> **Task requirements**: Every line in the records below with the string "army" is to be copied out.

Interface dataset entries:
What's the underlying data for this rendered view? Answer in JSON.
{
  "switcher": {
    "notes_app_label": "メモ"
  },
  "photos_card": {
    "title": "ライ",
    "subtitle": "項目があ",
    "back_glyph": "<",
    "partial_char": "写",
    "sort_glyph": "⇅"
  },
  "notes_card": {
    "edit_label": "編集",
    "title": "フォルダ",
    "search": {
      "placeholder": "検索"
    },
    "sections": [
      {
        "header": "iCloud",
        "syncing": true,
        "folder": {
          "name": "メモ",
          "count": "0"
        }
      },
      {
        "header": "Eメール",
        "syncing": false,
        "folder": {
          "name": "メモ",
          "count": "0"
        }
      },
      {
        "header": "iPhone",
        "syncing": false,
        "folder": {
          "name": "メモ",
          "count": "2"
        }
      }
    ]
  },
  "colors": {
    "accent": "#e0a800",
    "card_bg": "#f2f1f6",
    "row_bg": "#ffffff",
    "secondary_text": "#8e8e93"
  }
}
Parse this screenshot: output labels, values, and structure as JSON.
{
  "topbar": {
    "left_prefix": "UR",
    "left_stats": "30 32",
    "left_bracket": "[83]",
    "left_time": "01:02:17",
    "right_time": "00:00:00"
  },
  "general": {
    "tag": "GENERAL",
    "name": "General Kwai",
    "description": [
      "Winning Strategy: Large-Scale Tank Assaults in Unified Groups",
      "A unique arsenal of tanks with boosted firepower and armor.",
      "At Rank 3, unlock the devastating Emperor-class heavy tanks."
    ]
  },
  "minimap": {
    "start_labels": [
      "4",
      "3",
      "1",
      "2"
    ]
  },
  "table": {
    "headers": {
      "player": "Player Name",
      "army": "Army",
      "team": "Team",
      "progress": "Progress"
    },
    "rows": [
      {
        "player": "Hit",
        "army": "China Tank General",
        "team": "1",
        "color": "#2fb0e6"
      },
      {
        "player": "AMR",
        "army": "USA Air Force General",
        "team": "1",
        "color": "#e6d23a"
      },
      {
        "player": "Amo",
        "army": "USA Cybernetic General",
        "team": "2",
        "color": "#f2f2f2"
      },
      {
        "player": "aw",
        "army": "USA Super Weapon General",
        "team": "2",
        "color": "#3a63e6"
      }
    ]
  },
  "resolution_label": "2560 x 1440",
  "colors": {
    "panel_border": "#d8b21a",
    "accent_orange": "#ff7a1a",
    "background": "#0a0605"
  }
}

> **The answer**:
      "army": "Army",
        "army": "China Tank General",
        "army": "USA Air Force General",
        "army": "USA Cybernetic General",
        "army": "USA Super Weapon General",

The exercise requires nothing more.